No one knows why Wagenhoffer felt he should have done more. Earlier, Mayor Nutter's chief of staff, Everett Gillison, said "this man did nothing wrong," and that the city Department of Licenses and Inspections "did what it was supposed to do." But making clear-cut declarations while several investigations continue seems premature.
Separate probes by Nutter, City Council, and the District Attorney's Office should all take aim at every level of the decision-making chain that led to the improper demolition of a building. The investigators must not let themselves be swayed by rationalizations they are likely to hear from other city officials, property owners, and contractors.
For decades, this city has enabled property speculators who neglect old buildings that fall apart, blight neighborhoods, and destroy lives. A review by Inquirer reporter Stephan Salisbury of 30 years of newspaper articles found repeat after repeat of stories about old buildings rotting and collapsing.
Typically, someone is killed or injured. City leaders get upset and promise change, but do little until the next junk building kills or maims someone, or becomes such an eyesore that it can no longer be ignored. It's time for the city to hold property owners responsible for their properties.
It was disheartening to hear a former mayor, Ed Rendell, defend Richard Basciano, who owns the building that fell through the thrift shop. Basciano is among a host of city property owners who have long been criticized for not taking care of buildings that blight their surroundings.
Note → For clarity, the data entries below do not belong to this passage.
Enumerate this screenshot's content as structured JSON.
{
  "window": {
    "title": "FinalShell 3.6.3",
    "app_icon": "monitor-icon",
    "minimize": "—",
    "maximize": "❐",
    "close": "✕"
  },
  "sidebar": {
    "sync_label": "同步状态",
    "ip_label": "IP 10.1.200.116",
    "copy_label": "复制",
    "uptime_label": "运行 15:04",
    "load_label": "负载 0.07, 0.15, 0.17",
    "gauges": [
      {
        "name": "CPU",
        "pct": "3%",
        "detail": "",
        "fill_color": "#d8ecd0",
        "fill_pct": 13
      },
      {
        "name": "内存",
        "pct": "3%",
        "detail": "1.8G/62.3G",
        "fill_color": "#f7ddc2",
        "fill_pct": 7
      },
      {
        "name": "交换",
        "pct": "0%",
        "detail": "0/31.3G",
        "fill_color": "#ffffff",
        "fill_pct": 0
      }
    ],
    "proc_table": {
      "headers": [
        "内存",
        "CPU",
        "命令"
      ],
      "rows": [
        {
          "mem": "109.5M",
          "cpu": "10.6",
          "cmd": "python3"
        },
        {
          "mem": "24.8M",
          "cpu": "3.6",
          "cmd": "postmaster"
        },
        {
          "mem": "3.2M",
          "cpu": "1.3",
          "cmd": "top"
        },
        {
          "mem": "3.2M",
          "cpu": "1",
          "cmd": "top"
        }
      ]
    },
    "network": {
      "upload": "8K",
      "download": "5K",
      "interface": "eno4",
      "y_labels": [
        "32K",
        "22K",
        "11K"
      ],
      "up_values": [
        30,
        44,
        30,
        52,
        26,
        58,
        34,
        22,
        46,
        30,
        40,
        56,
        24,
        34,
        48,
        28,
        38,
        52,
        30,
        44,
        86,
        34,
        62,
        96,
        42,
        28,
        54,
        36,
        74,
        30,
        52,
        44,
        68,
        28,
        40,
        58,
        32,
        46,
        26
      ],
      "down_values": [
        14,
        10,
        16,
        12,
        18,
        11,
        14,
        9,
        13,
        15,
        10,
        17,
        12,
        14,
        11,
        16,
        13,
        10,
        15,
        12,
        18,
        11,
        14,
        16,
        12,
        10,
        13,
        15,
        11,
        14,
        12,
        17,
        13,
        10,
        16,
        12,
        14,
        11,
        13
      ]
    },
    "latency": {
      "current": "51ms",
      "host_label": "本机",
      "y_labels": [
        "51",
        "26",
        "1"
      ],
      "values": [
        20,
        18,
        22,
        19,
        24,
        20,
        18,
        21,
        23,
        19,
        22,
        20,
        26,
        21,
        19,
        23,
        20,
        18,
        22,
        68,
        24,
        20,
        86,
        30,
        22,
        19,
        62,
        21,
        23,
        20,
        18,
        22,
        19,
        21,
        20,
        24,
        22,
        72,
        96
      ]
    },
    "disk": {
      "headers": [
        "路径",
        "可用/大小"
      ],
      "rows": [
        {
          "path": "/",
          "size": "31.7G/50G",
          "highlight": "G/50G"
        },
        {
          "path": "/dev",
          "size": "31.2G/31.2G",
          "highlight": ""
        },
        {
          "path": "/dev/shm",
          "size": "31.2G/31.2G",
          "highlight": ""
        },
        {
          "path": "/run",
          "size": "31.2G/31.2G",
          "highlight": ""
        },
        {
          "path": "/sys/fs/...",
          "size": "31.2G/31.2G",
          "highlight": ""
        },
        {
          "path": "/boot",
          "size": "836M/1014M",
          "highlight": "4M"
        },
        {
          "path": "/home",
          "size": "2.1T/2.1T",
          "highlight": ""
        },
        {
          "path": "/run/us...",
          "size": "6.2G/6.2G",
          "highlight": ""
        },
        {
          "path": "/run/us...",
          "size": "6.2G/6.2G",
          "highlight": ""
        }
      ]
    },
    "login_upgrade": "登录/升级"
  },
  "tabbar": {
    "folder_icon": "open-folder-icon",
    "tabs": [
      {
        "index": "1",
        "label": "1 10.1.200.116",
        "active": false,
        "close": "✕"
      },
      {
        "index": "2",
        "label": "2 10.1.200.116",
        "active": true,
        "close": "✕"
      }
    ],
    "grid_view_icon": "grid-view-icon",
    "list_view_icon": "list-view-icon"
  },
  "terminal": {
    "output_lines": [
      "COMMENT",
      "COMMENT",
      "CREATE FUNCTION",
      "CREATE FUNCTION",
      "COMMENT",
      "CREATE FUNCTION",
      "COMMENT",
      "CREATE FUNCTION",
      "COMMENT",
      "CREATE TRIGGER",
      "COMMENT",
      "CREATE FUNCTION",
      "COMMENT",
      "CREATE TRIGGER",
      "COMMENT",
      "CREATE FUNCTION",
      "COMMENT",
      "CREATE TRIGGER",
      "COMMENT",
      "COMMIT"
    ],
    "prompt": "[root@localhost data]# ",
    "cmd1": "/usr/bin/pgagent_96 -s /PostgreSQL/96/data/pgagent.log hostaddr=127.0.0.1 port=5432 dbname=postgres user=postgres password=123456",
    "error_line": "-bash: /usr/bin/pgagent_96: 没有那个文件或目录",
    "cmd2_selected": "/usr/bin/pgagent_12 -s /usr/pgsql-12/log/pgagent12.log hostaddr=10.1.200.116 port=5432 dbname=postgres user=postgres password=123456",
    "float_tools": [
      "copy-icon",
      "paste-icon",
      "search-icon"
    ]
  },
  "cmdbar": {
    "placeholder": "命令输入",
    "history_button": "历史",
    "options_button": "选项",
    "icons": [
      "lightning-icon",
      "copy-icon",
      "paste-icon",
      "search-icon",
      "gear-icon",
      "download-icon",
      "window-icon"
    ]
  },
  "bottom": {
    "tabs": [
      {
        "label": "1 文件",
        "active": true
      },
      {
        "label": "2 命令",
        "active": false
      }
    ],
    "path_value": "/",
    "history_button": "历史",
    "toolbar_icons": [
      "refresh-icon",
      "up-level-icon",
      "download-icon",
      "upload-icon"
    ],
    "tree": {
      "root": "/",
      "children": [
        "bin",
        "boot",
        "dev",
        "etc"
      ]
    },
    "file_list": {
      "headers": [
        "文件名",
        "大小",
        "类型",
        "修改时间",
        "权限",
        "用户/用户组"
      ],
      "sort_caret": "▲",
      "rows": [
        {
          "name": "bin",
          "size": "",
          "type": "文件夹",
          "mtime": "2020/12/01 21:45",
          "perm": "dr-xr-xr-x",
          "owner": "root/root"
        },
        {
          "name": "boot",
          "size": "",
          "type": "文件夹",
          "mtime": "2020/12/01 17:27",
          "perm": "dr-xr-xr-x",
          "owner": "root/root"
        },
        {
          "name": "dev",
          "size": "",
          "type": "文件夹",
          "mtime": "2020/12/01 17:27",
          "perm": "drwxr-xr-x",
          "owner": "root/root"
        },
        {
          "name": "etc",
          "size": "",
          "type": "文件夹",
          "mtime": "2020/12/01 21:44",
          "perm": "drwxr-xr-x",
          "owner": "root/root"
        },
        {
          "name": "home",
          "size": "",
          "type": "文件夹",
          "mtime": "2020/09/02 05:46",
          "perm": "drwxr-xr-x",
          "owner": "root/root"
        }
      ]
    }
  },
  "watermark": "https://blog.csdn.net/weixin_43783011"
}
Yet Rendell focused on the "spectacular" plans that the past contributor to his political campaigns had for the site of the tragedy.
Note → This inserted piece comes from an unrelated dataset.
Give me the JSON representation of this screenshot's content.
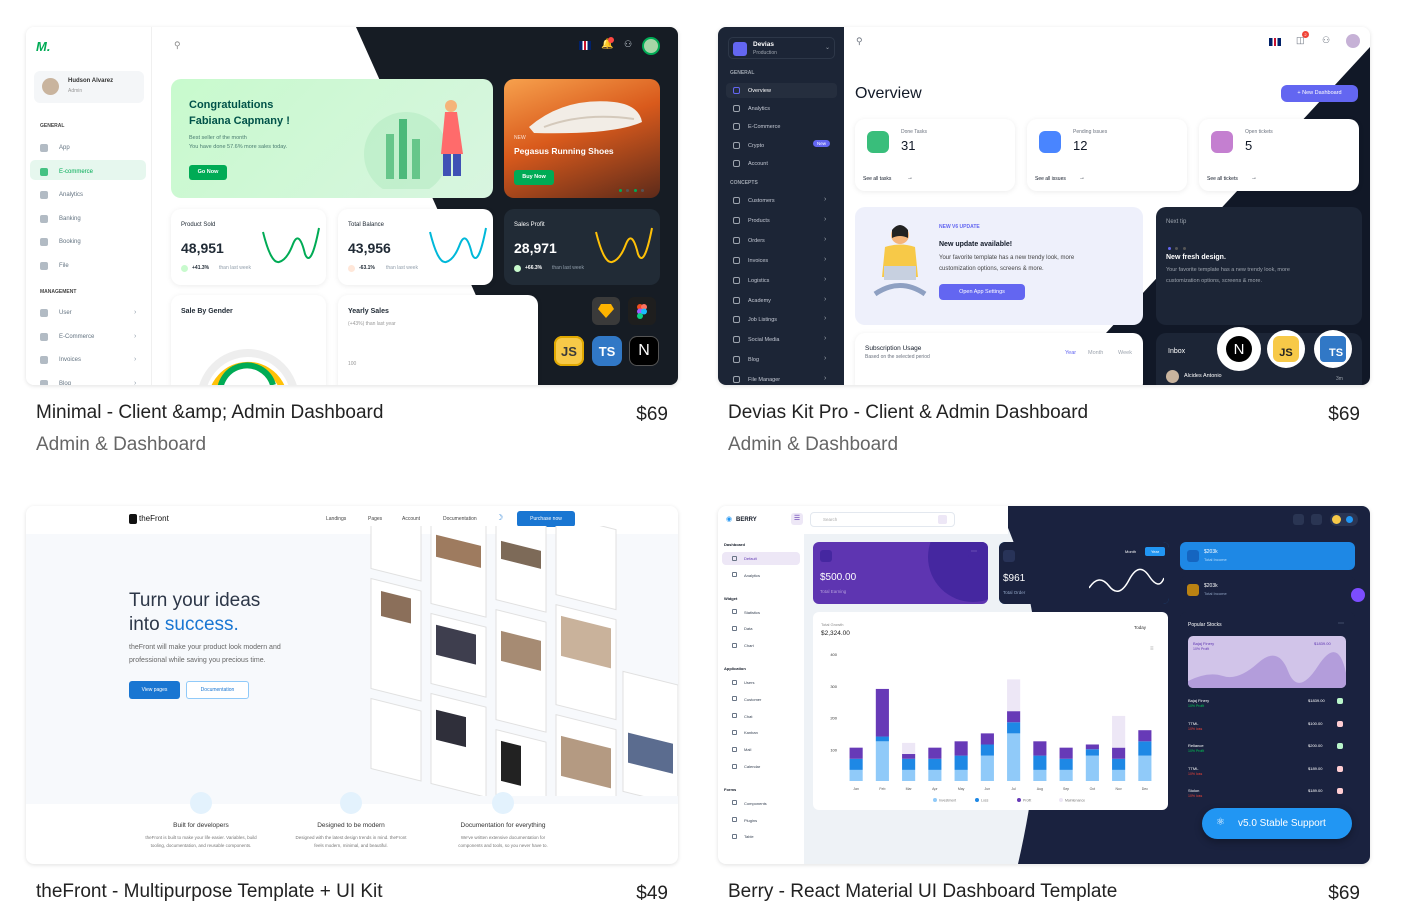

Philadelphians should pray that someone looking into why dilapidated buildings are able to remain in dangerous condition for years will consider whether it has anything to do with the property owners' having powerful friends. Do something about that and maybe things really will change.